I was recently listening to an interview with Burgundian winemaker Frédéric Magnien. Magnien echoed this creed, going so far as to state that the winemaker is most important, then the vintage, and THEN the terroir in determining the quality of a wine. In a wine world obsessed with the concept of terroir, this seemed like a bold statement to make.
Perhaps it is not surprising that a winemaker would believe that it is the “man who makes the difference,” but Magnien’s interview did a lot to convince me the veracity of this statement. Magnien is a négociant as well as a grower himself. And unlike most négociants, he is intimately involved in the growing and harvesting of the grapes he buys. Every morning, Magnien heads out early on his bike, roaming the vineyards of Burgundy. He looks at which hills get the best light at different times of day; he looks for high quality soil; he looks to see if there is a thoughtful and meticulous grower in the vineyards. He carefully selects these vineyards, growers, and grapes to make wine with. This is the type of man, I thought, that I would like making my Burgundy.

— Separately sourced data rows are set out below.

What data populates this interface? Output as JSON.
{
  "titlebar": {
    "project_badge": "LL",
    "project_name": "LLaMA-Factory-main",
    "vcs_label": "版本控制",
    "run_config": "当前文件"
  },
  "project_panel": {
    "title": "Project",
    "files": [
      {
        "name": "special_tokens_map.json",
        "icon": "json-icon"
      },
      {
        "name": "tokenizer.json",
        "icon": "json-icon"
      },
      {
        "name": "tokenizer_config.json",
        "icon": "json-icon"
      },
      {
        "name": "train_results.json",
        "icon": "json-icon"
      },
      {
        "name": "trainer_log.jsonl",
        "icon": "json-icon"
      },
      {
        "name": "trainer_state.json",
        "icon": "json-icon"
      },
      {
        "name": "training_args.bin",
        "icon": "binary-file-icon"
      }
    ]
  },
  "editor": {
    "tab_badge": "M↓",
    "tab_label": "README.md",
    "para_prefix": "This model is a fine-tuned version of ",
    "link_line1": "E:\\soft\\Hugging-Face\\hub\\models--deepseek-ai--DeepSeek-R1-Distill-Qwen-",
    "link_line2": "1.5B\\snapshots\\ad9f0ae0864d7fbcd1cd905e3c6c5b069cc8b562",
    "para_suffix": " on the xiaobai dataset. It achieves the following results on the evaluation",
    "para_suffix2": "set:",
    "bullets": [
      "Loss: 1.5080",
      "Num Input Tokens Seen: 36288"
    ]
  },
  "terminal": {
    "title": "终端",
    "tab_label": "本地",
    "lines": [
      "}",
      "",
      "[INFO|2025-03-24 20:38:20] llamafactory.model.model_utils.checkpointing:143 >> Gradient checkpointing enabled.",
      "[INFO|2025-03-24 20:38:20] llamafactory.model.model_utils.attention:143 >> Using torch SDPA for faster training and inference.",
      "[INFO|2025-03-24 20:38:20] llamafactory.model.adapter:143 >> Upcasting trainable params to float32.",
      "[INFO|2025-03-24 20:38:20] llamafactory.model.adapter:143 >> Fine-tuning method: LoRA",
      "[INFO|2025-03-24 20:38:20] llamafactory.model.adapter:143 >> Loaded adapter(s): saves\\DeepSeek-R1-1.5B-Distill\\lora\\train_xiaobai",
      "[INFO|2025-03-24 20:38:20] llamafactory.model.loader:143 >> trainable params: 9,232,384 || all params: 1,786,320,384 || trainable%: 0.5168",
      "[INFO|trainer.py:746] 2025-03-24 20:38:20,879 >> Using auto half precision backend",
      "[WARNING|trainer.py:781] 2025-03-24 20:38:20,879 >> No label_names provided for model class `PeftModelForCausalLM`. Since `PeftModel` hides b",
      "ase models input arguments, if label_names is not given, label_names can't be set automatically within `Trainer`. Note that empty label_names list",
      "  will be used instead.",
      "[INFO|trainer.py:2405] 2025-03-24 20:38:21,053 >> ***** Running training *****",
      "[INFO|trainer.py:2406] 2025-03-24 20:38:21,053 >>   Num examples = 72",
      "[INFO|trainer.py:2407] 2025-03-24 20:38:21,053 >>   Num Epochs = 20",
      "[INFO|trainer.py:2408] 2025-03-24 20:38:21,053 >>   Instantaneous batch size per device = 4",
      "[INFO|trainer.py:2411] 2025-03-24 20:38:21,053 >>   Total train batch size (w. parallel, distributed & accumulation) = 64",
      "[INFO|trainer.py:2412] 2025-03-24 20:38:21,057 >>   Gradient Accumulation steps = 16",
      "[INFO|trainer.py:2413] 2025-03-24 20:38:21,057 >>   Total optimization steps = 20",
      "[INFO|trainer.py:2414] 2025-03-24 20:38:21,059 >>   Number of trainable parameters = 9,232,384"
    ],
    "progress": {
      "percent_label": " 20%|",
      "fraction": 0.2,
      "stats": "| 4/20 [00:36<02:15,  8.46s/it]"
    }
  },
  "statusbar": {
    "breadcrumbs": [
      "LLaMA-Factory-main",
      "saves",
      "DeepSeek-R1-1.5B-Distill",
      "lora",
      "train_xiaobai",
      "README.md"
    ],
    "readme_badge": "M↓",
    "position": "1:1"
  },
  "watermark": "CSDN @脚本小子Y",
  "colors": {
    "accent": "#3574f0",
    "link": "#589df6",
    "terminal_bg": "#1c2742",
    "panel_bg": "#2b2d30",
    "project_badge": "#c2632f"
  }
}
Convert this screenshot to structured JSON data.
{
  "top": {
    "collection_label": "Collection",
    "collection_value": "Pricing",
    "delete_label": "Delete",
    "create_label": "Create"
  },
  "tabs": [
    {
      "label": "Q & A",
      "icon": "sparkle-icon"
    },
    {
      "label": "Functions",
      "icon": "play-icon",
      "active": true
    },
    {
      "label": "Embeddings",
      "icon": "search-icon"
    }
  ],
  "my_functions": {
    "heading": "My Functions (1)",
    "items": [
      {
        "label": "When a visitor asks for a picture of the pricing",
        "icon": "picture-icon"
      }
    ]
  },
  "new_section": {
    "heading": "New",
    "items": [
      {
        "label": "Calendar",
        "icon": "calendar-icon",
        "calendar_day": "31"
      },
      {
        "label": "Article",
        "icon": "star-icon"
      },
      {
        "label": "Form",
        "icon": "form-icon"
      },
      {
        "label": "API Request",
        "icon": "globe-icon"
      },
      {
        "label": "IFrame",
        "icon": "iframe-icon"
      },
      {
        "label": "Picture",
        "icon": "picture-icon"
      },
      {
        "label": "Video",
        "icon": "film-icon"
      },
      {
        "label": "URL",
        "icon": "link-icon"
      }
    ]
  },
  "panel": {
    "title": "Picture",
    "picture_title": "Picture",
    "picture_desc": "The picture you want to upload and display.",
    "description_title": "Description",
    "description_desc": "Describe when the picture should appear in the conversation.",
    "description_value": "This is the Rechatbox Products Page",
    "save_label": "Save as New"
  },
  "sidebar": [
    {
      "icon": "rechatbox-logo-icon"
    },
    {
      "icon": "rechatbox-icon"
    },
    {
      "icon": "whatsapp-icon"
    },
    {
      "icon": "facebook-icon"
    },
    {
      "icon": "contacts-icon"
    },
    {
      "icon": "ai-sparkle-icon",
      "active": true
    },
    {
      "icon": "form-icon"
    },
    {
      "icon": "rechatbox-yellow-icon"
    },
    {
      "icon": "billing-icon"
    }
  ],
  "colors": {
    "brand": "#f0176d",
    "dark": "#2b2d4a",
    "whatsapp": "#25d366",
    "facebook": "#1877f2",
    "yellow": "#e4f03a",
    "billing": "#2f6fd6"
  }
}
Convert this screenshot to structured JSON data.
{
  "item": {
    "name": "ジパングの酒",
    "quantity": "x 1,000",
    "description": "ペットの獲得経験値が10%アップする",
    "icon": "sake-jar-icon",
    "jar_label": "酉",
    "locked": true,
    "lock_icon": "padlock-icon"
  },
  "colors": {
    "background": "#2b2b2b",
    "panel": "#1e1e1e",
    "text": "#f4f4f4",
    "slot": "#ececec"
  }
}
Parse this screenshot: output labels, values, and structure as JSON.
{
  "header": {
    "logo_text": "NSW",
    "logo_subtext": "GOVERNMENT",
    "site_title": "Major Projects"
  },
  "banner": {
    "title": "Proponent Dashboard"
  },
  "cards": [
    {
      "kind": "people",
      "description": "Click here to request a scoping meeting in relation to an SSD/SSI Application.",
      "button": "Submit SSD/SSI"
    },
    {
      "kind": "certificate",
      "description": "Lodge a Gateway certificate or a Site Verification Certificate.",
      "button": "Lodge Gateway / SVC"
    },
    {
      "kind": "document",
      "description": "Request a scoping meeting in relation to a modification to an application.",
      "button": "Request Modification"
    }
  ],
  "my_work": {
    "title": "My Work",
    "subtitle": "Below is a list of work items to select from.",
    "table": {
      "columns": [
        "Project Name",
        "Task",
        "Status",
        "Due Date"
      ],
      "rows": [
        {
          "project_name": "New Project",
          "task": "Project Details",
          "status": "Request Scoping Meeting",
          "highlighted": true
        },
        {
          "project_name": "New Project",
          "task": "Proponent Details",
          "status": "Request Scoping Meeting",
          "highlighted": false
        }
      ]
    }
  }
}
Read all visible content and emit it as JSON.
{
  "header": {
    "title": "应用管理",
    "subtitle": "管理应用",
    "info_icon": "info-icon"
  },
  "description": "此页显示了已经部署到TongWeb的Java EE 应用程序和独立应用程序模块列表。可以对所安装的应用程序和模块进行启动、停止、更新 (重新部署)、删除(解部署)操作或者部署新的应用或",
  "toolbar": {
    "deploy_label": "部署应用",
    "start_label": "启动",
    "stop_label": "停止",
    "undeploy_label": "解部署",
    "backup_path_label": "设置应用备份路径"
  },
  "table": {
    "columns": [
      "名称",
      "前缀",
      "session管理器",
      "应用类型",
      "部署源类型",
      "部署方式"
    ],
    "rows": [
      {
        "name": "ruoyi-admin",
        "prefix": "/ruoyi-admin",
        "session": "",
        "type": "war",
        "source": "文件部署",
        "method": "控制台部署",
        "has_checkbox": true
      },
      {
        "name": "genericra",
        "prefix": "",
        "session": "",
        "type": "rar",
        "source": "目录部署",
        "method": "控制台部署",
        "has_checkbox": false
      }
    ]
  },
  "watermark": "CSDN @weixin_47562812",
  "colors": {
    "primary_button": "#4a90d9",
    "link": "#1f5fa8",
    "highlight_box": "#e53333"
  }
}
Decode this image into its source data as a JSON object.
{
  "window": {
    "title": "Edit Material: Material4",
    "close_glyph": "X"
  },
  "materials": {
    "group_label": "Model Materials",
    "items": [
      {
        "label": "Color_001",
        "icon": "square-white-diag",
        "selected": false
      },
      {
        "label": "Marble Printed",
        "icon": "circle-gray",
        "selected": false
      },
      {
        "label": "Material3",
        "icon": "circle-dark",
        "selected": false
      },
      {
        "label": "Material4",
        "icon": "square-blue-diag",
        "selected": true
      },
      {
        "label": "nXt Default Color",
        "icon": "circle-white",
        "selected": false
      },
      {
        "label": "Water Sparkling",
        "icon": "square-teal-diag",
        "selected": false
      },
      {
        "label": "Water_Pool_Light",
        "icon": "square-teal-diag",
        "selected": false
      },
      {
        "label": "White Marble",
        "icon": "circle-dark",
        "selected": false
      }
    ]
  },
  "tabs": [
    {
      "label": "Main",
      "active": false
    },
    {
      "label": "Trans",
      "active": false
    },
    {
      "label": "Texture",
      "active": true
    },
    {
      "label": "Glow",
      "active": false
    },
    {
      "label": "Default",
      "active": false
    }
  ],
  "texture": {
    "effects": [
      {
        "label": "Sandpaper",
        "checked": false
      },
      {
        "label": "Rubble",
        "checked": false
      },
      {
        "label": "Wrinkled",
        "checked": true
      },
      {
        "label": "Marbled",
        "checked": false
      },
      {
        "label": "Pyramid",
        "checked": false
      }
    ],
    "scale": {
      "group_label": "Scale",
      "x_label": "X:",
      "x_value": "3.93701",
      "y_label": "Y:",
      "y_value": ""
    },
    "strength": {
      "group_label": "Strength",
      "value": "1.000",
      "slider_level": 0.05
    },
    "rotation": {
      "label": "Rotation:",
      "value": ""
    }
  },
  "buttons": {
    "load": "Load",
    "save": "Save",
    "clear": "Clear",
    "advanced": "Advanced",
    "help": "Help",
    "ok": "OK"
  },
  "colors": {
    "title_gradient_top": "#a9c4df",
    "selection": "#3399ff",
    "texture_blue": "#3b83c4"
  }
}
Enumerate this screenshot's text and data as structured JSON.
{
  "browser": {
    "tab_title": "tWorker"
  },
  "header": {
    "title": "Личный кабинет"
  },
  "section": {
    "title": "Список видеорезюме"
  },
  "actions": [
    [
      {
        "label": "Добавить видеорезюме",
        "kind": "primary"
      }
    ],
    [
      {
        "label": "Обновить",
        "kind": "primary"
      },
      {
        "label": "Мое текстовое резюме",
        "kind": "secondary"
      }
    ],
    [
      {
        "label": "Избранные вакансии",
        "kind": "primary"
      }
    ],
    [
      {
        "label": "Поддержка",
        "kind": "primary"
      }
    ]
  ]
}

The day after I listened to this interview, I came into LUSH to find a case of Frédéric Magnien’s 2005 Mercurey ($38.50) on the wall. How fortuitous! This wine is three for three: winemaker, vintage, and terroir. Mecurey is a village in the Cote Chalonnaise (named after the messenger of the Gods!), known for its high quality, relatively inexpensive reds: aromatic, flavorful, and elegant at a fraction of the price of Cote D’Or. And if you’ve read anything about wine in the last year, you know about 2005 in France — perhaps the best vintage in 20 years. Mercurey can also be drunk much younger than many Burgundies, usually in the 3-7 year range (and perhaps upwards of 10 in this vintage). This is one 2005 that is ready to go and approachable right now, but should also continue to age beautifully.
All elements converge to make this a gorgeous wine. The man, the vintage, and the terroir. The French are not wrong to say “c’est l’homme qui fait la différence,” though perhaps they should extend it to “c’est la personne qui fait la différence.” But that is a battle for another time…
Posted by Jane